» Data about app and page elements:
-----
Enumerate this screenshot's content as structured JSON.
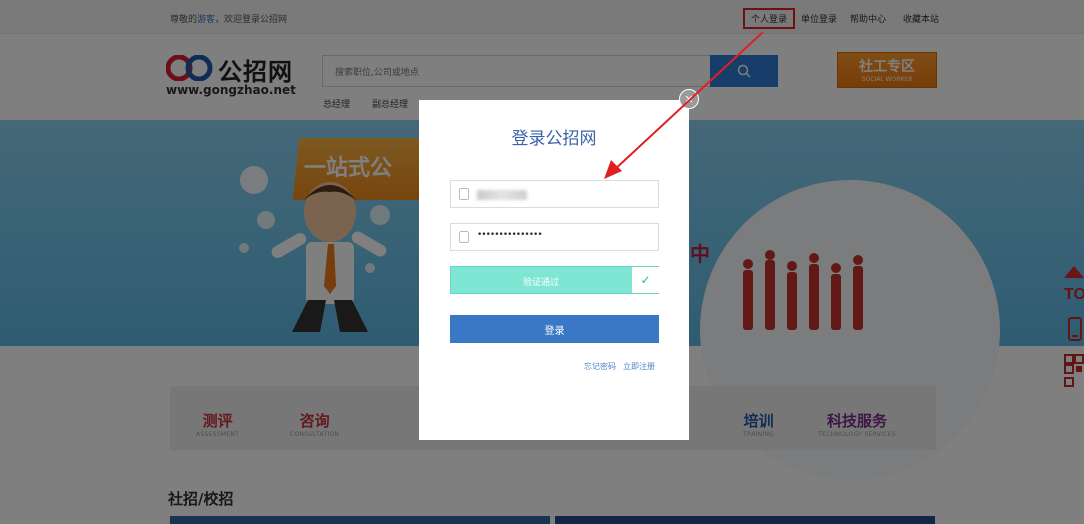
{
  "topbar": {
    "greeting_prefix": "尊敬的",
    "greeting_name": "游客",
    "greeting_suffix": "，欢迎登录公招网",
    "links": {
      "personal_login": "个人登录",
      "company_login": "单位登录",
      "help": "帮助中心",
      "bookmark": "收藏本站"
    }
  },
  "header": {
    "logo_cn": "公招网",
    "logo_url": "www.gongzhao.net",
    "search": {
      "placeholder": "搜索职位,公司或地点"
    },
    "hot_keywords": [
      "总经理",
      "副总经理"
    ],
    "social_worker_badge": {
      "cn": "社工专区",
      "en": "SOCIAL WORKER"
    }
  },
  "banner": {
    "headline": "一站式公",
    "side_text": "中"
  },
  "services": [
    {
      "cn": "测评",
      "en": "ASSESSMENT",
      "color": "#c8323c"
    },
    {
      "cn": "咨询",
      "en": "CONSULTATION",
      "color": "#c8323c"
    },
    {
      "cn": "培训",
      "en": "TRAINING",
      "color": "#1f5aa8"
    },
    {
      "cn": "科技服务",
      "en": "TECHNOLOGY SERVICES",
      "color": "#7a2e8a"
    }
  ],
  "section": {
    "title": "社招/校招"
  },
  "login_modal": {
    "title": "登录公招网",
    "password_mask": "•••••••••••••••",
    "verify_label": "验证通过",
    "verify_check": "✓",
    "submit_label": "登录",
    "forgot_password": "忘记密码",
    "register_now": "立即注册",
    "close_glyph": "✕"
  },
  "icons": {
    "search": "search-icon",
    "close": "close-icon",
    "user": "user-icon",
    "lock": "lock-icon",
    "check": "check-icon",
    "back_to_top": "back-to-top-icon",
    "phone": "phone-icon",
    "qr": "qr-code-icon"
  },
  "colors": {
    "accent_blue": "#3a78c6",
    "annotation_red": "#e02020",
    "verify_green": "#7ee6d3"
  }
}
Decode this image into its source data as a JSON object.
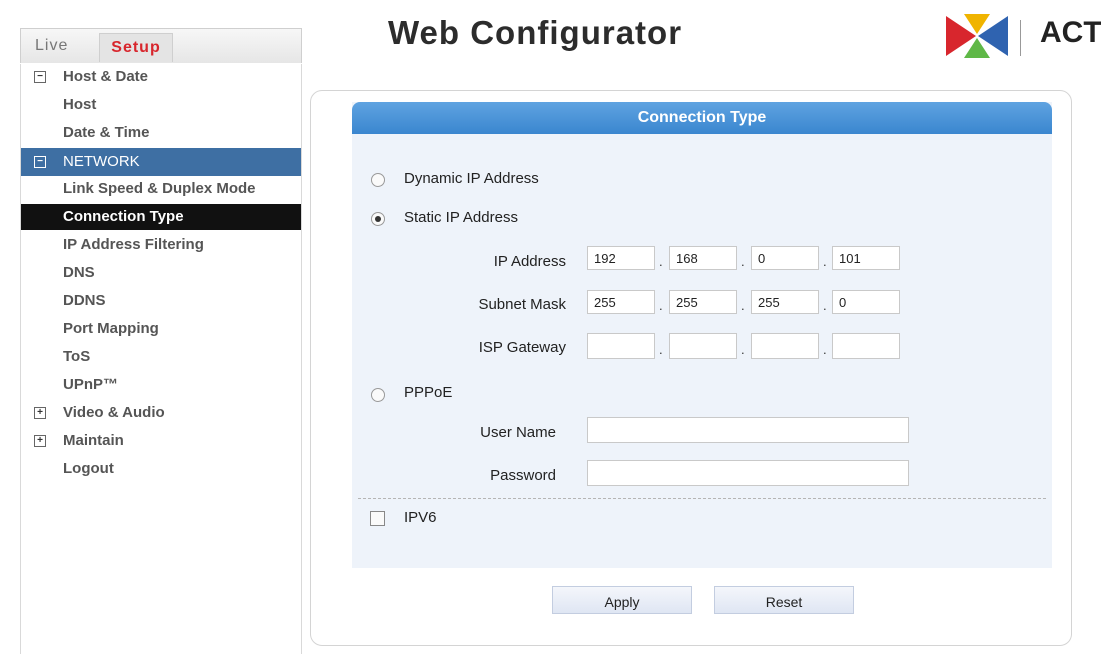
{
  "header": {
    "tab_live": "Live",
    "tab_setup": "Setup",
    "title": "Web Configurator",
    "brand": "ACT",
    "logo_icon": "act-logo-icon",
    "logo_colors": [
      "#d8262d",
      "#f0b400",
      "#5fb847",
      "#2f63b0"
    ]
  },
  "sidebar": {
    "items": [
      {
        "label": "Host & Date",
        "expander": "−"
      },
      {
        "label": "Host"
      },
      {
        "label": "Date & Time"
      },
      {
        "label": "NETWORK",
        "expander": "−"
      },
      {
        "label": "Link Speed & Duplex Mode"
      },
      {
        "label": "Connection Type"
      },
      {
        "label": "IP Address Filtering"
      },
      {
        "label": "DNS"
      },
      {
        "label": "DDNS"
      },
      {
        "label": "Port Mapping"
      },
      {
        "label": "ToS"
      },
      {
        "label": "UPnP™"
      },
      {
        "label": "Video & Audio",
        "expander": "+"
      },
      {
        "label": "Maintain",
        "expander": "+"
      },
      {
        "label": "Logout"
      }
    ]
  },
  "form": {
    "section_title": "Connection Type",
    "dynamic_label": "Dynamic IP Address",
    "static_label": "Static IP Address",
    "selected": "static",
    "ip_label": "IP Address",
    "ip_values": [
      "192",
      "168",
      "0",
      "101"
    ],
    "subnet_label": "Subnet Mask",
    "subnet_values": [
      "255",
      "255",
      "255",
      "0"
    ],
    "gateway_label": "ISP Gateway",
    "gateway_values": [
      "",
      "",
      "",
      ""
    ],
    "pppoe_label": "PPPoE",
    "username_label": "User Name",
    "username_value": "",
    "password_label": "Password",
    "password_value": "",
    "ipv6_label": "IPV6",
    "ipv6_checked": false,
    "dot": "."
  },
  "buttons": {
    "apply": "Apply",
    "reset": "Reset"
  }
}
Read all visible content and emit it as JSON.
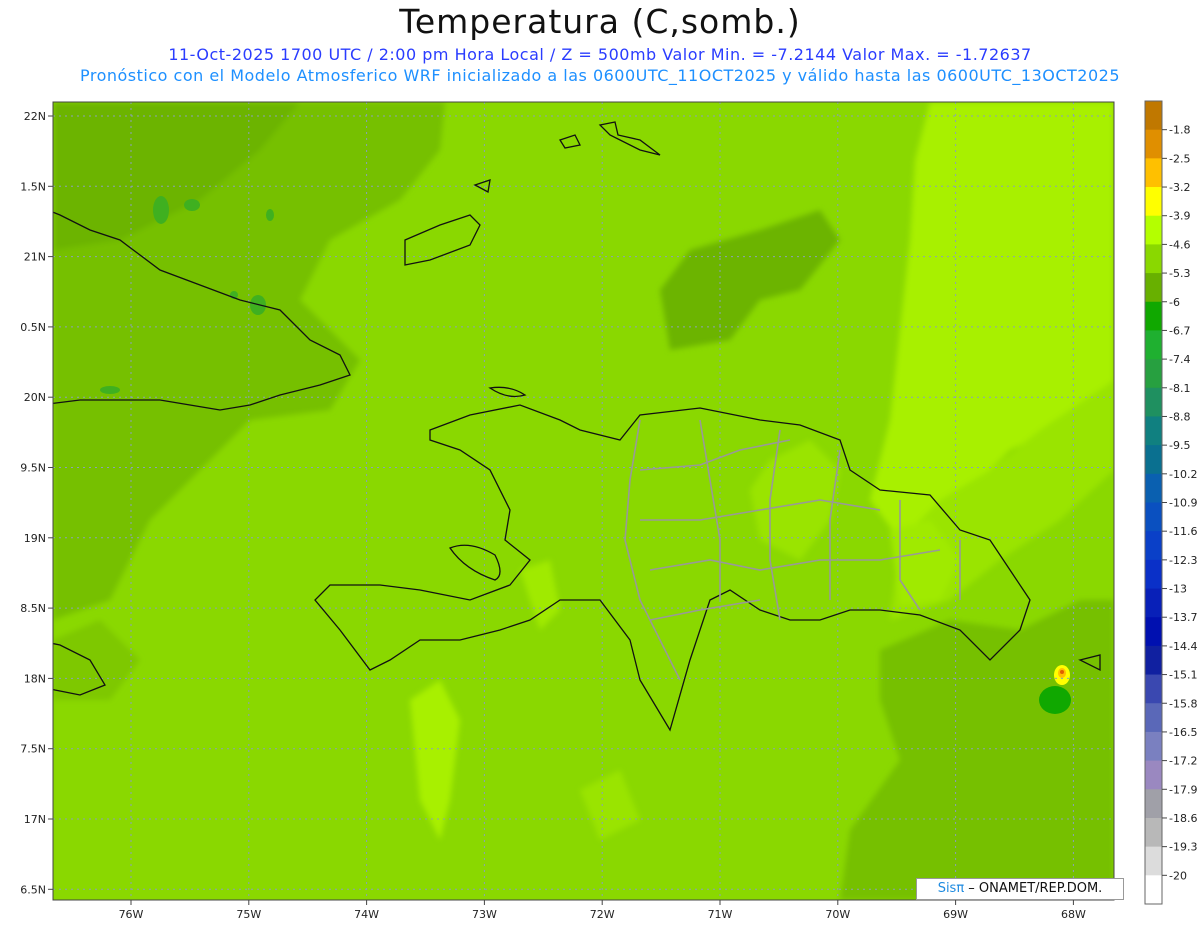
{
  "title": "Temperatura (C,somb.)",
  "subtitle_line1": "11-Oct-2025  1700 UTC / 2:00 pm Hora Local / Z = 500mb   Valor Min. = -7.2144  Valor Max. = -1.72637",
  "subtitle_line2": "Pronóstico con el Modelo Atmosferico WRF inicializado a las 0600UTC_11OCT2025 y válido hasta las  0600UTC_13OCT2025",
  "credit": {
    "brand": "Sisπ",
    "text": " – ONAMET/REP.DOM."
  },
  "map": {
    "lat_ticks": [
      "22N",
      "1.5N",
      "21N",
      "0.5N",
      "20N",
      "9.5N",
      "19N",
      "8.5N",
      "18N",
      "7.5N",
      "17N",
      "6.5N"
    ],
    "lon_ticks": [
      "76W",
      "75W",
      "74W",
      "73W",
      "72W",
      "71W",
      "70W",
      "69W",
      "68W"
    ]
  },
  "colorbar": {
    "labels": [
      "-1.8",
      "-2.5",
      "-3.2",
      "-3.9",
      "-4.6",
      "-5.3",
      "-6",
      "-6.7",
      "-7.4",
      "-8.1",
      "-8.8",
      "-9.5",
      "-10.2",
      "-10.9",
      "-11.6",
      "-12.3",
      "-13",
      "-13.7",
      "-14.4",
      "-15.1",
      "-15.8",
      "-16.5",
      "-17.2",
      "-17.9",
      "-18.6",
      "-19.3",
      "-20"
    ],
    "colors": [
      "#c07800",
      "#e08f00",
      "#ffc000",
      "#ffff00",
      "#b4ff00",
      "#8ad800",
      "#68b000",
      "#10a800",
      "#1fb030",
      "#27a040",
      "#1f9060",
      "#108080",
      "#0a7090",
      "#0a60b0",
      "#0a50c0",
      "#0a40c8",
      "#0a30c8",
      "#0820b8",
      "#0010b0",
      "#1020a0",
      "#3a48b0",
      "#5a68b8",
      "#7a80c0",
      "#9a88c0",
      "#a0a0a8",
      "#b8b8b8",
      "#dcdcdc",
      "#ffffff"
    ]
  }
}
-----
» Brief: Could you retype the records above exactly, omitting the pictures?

» Solution for this exercise:
Enumerate this screenshot's content as structured JSON.
{
  "topbar": {
    "greeting_prefix": "尊敬的",
    "greeting_name": "游客",
    "greeting_suffix": "，欢迎登录公招网",
    "links": {
      "personal_login": "个人登录",
      "company_login": "单位登录",
      "help": "帮助中心",
      "bookmark": "收藏本站"
    }
  },
  "header": {
    "logo_cn": "公招网",
    "logo_url": "www.gongzhao.net",
    "search": {
      "placeholder": "搜索职位,公司或地点"
    },
    "hot_keywords": [
      "总经理",
      "副总经理"
    ],
    "social_worker_badge": {
      "cn": "社工专区",
      "en": "SOCIAL WORKER"
    }
  },
  "banner": {
    "headline": "一站式公",
    "side_text": "中"
  },
  "services": [
    {
      "cn": "测评",
      "en": "ASSESSMENT",
      "color": "#c8323c"
    },
    {
      "cn": "咨询",
      "en": "CONSULTATION",
      "color": "#c8323c"
    },
    {
      "cn": "培训",
      "en": "TRAINING",
      "color": "#1f5aa8"
    },
    {
      "cn": "科技服务",
      "en": "TECHNOLOGY SERVICES",
      "color": "#7a2e8a"
    }
  ],
  "section": {
    "title": "社招/校招"
  },
  "login_modal": {
    "title": "登录公招网",
    "password_mask": "•••••••••••••••",
    "verify_label": "验证通过",
    "verify_check": "✓",
    "submit_label": "登录",
    "forgot_password": "忘记密码",
    "register_now": "立即注册",
    "close_glyph": "✕"
  },
  "icons": {
    "search": "search-icon",
    "close": "close-icon",
    "user": "user-icon",
    "lock": "lock-icon",
    "check": "check-icon",
    "back_to_top": "back-to-top-icon",
    "phone": "phone-icon",
    "qr": "qr-code-icon"
  },
  "colors": {
    "accent_blue": "#3a78c6",
    "annotation_red": "#e02020",
    "verify_green": "#7ee6d3"
  }
}
Decode this image into its source data as a JSON object.
{
  "header": {
    "tab_live": "Live",
    "tab_setup": "Setup",
    "title": "Web Configurator",
    "brand": "ACT",
    "logo_icon": "act-logo-icon",
    "logo_colors": [
      "#d8262d",
      "#f0b400",
      "#5fb847",
      "#2f63b0"
    ]
  },
  "sidebar": {
    "items": [
      {
        "label": "Host & Date",
        "expander": "−"
      },
      {
        "label": "Host"
      },
      {
        "label": "Date & Time"
      },
      {
        "label": "NETWORK",
        "expander": "−"
      },
      {
        "label": "Link Speed & Duplex Mode"
      },
      {
        "label": "Connection Type"
      },
      {
        "label": "IP Address Filtering"
      },
      {
        "label": "DNS"
      },
      {
        "label": "DDNS"
      },
      {
        "label": "Port Mapping"
      },
      {
        "label": "ToS"
      },
      {
        "label": "UPnP™"
      },
      {
        "label": "Video & Audio",
        "expander": "+"
      },
      {
        "label": "Maintain",
        "expander": "+"
      },
      {
        "label": "Logout"
      }
    ]
  },
  "form": {
    "section_title": "Connection Type",
    "dynamic_label": "Dynamic IP Address",
    "static_label": "Static IP Address",
    "selected": "static",
    "ip_label": "IP Address",
    "ip_values": [
      "192",
      "168",
      "0",
      "101"
    ],
    "subnet_label": "Subnet Mask",
    "subnet_values": [
      "255",
      "255",
      "255",
      "0"
    ],
    "gateway_label": "ISP Gateway",
    "gateway_values": [
      "",
      "",
      "",
      ""
    ],
    "pppoe_label": "PPPoE",
    "username_label": "User Name",
    "username_value": "",
    "password_label": "Password",
    "password_value": "",
    "ipv6_label": "IPV6",
    "ipv6_checked": false,
    "dot": "."
  },
  "buttons": {
    "apply": "Apply",
    "reset": "Reset"
  }
}
Read all visible content and emit it as JSON.
{
  "title": "Temperatura (C,somb.)",
  "subtitle_line1": "11-Oct-2025  1700 UTC / 2:00 pm Hora Local / Z = 500mb   Valor Min. = -7.2144  Valor Max. = -1.72637",
  "subtitle_line2": "Pronóstico con el Modelo Atmosferico WRF inicializado a las 0600UTC_11OCT2025 y válido hasta las  0600UTC_13OCT2025",
  "credit": {
    "brand": "Sisπ",
    "text": " – ONAMET/REP.DOM."
  },
  "map": {
    "lat_ticks": [
      "22N",
      "1.5N",
      "21N",
      "0.5N",
      "20N",
      "9.5N",
      "19N",
      "8.5N",
      "18N",
      "7.5N",
      "17N",
      "6.5N"
    ],
    "lon_ticks": [
      "76W",
      "75W",
      "74W",
      "73W",
      "72W",
      "71W",
      "70W",
      "69W",
      "68W"
    ]
  },
  "colorbar": {
    "labels": [
      "-1.8",
      "-2.5",
      "-3.2",
      "-3.9",
      "-4.6",
      "-5.3",
      "-6",
      "-6.7",
      "-7.4",
      "-8.1",
      "-8.8",
      "-9.5",
      "-10.2",
      "-10.9",
      "-11.6",
      "-12.3",
      "-13",
      "-13.7",
      "-14.4",
      "-15.1",
      "-15.8",
      "-16.5",
      "-17.2",
      "-17.9",
      "-18.6",
      "-19.3",
      "-20"
    ],
    "colors": [
      "#c07800",
      "#e08f00",
      "#ffc000",
      "#ffff00",
      "#b4ff00",
      "#8ad800",
      "#68b000",
      "#10a800",
      "#1fb030",
      "#27a040",
      "#1f9060",
      "#108080",
      "#0a7090",
      "#0a60b0",
      "#0a50c0",
      "#0a40c8",
      "#0a30c8",
      "#0820b8",
      "#0010b0",
      "#1020a0",
      "#3a48b0",
      "#5a68b8",
      "#7a80c0",
      "#9a88c0",
      "#a0a0a8",
      "#b8b8b8",
      "#dcdcdc",
      "#ffffff"
    ]
  }
}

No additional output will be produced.